- Thehyundaigarage Yes, Canadian market vehicles have had immobilizers mandated by transport Canada since around 2001.In the US market, some key start Toyotas and Nissans still don’t have immobilizers. The US doesn’t mandate immobilizers or daytime running lights, but they mandate TPMS, yet canada mandates both, but couldn’t care less about TPMS. You’d think we’d have universal standards in North America.
- Alan I think this vehicle is aimed more at the dedicated offroad traveller. It costs around the same a 300 Series, so its quite an investment.
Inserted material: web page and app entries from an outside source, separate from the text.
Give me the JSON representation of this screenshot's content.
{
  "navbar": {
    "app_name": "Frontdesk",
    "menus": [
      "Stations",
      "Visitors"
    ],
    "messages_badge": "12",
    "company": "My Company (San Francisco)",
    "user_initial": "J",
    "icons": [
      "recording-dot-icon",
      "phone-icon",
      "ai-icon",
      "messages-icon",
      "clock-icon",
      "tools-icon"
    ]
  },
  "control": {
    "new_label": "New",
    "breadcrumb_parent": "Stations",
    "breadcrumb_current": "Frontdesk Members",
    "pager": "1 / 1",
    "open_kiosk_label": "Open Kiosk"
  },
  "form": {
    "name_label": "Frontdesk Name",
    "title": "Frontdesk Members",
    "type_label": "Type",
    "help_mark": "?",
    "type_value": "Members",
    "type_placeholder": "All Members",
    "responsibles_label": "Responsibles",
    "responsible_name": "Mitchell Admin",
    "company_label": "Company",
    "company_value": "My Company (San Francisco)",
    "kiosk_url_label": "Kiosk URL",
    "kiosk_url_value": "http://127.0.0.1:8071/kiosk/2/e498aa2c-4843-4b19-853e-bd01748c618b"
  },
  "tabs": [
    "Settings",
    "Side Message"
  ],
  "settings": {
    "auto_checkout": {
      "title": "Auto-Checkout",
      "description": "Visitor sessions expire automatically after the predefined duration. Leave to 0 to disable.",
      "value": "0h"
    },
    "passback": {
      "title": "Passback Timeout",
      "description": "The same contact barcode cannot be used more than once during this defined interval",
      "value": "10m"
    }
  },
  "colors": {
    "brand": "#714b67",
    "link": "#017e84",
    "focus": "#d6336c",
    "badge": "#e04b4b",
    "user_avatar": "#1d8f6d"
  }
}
It would be a waste to own as a daily driver, unless you want to be seen in a 'wank' vehicle like many Wrangler and Can Hardly Davidson types.The diesel would be the choice for off roading as its quite torquey down low and would return far superior mileage than a petrol vehicle.I would think this is more reliable than the Land Rovers, BMW make good engines. https://www.drive.com.au/reviews/2023-ineos-grenadier-review/
- Lorenzo I'll go with Stellantis. Last into the folly, first to bail out. Their European business won't fly with the German market being squeezed on electricity. Anybody can see the loss of Russian natural gas and closing their nuclear plants means high cost electricity. They're now buying electrons from French nuclear plants, as are the British after shutting down their coal industry. As for the American market, the American grid isn't in great shape either, but the US has shale oil and natural gas. Stellantis has profits from ICE Ram trucks and Jeeps, and they won't give that up.
- Inside Looking Out Chinese will take over EV market and Tesla will become the richest and largest car company in the world. Forget about Japanese.